Zhang Zhiwei, a Hong Kong-based economist with Nomura International, said in a research note: "These data suggest that external and domestic demand are both strong, which supports our view that the economy is on track for a cyclical recovery in the first half" of this year.

In afternoon forex trade the US dollar bought 92.37 yen, down from 93.61 yen in New York late on Thursday, while the euro was at 123.80 yen, from 125.40 yen.

The Japanese unit had been as low as 94.06 and 127.71 earlier this week on a combination of expectations of further Bank of Japan monetary easing as well as rising confidence in the global outlook.

Europe's single currency also bought $US1.3401 from $US1.3395, having touched $US1.3711 last week.

Dealers moved to sell the euro after the European Central Bank held interest rates at record lows.

China's General Administration of Customs said the country's trade surplus rose in January, thanks to an improvement in exports and imports.

The surplus rose 7.7 per cent year-on-year to $US29.2 billion, beating a median $US26.6 billion forecast of economists in a Dow Jones Newswires survey.

Customs also said exports surged 25.0 per cent to $US187.4 billion, while imports climbed 28.8 per cent to $US158.2 billion.

Later in the day the National Bureau of Statistics said inflation in January slowed to 2.0 per cent - in line with expectations - from a seven-month peak of 2.5 per cent in December.

On Wall Street the Dow fell 0.30 per cent, the S&P 500 lost 0.18 per cent and the Nasdaq eased 0.11 per cent.

Oil prices rose, with New York's main contract, light sweet crude for delivery in March, increasing 17 cents to $US96.00 a barrel and Brent North Sea crude for March gaining 39 cents to $US117.63.

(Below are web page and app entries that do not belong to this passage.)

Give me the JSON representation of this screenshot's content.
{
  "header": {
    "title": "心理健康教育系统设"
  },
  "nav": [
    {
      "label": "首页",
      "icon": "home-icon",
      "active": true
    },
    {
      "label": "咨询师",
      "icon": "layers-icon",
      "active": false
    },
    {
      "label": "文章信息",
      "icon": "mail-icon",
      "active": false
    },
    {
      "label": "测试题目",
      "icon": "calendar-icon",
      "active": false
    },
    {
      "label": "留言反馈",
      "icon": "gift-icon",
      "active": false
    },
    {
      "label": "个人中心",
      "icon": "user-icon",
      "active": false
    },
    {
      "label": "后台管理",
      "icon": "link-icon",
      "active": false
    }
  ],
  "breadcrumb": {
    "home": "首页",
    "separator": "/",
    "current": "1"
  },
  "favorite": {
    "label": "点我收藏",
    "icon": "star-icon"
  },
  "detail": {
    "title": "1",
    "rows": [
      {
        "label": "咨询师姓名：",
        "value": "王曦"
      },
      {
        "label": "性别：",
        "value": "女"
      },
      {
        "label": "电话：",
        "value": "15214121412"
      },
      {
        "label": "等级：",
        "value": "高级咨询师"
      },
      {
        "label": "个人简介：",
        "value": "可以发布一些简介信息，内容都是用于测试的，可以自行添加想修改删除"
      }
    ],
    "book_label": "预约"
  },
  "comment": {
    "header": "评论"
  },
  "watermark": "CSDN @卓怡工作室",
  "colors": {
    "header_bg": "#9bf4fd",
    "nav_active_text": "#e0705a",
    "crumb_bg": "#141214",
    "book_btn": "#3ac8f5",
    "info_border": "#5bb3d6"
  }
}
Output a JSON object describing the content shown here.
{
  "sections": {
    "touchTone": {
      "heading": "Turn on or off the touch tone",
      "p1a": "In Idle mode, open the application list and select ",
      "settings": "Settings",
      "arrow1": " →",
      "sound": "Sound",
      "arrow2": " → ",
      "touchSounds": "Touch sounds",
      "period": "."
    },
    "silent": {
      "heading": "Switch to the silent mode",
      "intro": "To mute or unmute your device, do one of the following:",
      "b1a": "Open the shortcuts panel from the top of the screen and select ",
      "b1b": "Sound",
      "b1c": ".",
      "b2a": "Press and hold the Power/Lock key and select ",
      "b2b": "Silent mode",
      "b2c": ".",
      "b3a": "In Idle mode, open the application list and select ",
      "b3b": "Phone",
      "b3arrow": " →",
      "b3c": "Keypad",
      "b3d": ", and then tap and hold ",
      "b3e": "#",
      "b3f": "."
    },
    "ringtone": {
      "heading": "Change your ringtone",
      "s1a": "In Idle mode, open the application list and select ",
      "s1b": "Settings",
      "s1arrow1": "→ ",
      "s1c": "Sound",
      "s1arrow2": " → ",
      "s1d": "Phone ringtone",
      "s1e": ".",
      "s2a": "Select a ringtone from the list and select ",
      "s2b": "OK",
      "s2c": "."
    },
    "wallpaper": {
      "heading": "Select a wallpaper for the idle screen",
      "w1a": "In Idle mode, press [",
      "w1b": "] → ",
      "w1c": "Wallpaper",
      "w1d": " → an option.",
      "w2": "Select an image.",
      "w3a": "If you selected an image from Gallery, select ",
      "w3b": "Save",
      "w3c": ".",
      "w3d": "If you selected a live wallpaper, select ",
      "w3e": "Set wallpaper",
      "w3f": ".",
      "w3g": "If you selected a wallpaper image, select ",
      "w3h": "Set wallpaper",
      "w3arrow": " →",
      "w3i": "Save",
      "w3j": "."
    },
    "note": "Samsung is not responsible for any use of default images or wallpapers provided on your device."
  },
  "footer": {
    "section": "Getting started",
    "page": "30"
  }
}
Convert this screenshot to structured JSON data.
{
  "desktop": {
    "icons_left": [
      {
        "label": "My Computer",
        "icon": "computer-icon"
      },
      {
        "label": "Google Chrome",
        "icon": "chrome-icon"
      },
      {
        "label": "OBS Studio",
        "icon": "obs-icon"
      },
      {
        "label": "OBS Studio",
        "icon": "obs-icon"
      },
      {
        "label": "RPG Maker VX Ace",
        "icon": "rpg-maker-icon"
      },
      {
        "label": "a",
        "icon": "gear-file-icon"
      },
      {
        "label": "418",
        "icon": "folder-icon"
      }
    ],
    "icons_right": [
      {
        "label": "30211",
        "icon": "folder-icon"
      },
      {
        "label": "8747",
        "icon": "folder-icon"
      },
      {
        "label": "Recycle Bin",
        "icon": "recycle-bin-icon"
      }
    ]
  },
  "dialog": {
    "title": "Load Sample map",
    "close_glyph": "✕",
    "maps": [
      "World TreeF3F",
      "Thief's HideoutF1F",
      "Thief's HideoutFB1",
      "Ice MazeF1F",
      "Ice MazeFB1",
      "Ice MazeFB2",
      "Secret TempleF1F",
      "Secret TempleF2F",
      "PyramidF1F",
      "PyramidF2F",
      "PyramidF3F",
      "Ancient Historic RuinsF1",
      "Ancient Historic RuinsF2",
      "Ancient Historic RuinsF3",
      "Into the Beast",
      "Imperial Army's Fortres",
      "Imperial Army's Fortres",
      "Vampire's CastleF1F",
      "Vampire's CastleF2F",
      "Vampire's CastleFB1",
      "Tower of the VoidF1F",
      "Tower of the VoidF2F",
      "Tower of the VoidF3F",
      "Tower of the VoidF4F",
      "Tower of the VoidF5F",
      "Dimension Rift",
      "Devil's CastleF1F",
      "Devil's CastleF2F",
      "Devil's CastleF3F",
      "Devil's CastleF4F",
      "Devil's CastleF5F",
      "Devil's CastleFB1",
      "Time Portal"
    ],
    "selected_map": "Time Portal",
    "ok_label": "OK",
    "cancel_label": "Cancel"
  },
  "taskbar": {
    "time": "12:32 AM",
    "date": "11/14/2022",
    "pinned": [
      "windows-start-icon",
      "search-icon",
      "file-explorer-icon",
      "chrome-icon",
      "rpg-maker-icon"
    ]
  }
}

Gold was at $US1,672.70 at 0830 GMT (1930 AEDT) compared with $US1,676.08 late on Thursday.

In other markets:

- Manila was flat, slipping 1.32 points to close at 6,458.67.

Philippine Long Distance Telephone Co added 0.27 per cent to 2,896 pesos and conglomerate Ayala Corp rose 0.35 per cent to 564.50 pesos.

- Wellington added 0.73 per cent, or 30.48 points, to 4,225.72.

Chorus surged 10.14 per cent to NZ$3.15 after government plans to regulate its prices were delayed, while Telecom Corp gained 1.95 per cent to NZ$2.35.

- Taipei was closed for a public holiday.